Ohio Adds New Fees to Remove Lien Exception Provisions
On May 1, 2013, new charges implemented by the Ohio Department of Insurance went into effect that will significantly raise costs to remove the standard mechanic’s lien exception from title insurance policies. What was once a a common (free) practice became an expensive endeavor overnight.
The new regulations essentially cover two scenarios:
- Where work has already begun on the property and there is a “risk of loss of priority to a mechanics lien claimant,” it will now cost 40% of the base title insurance premium, with a minimum of $500, to remove a mechanics lien exception.

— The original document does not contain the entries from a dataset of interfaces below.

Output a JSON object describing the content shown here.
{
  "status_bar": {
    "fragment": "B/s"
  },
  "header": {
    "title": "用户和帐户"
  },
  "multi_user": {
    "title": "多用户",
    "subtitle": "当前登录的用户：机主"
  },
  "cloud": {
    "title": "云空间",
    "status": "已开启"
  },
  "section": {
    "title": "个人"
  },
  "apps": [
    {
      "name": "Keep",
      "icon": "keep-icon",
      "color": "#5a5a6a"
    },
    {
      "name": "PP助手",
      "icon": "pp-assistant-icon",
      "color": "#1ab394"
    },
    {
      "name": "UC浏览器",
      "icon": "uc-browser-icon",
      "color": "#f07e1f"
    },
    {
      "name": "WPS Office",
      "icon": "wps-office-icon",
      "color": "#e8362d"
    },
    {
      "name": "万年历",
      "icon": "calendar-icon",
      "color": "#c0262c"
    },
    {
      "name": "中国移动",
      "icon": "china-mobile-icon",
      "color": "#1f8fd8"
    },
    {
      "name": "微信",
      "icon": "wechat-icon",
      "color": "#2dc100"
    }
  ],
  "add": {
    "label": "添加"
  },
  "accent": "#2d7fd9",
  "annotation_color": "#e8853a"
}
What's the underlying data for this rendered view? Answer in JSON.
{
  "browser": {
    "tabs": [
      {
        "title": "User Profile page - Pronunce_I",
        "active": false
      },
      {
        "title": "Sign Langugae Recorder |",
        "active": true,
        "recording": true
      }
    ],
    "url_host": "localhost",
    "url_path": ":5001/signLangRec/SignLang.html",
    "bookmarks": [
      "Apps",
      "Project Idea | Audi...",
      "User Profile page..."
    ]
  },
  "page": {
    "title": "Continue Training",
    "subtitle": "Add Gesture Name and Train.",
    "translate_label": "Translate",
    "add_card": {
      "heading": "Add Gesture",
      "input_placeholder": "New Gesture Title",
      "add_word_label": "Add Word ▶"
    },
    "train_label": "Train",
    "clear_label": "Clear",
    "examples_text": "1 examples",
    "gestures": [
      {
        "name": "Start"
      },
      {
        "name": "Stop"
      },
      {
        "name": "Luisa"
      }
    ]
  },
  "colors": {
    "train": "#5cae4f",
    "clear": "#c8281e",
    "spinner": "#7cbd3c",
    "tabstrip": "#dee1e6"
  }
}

- Where work has already begun on the property and there is not a known risk of loss of priority to a mechanics lien claimant, it will still cost 10% of the base premium, with a minimum of $250, to remove the mechanics lien exception.
The Purpose of the New Law
The new charges added by the law seem to have one overriding purpose: To discourage real estate developers from beginning construction without first obtaining financing and a title insurance policy.
While the new charges — with a minimum of $500 and $250 (and a maximum of 40% of the title insurance premium), depending on the circumstances — are somewhere in between a “slap on the wrist” and unaffordable, they will certainly make developers think twice about diving head-first into a new construction project without first obtaining all the guarantees that the project will be seen through to completion. Since the law went into effect only a few weeks ago, we’ll have to wait for new statistics to emerge to state conclusively if the changes have had any real measurable effect on new construction projects.
Do the New Fees Affect Ohio Mechanics Lien Claimants?
Mechanics liens claimants still have every right they did before to place and later sue to foreclose on any mechanics lien. The only issue is whether a title insurance company would be required to pay. While the new laws may change the proportion of which party – the owner or insurer – pays, there seems to be no danger that mechanics liens filed in Ohio have any less of a chance of being paid off than they did before.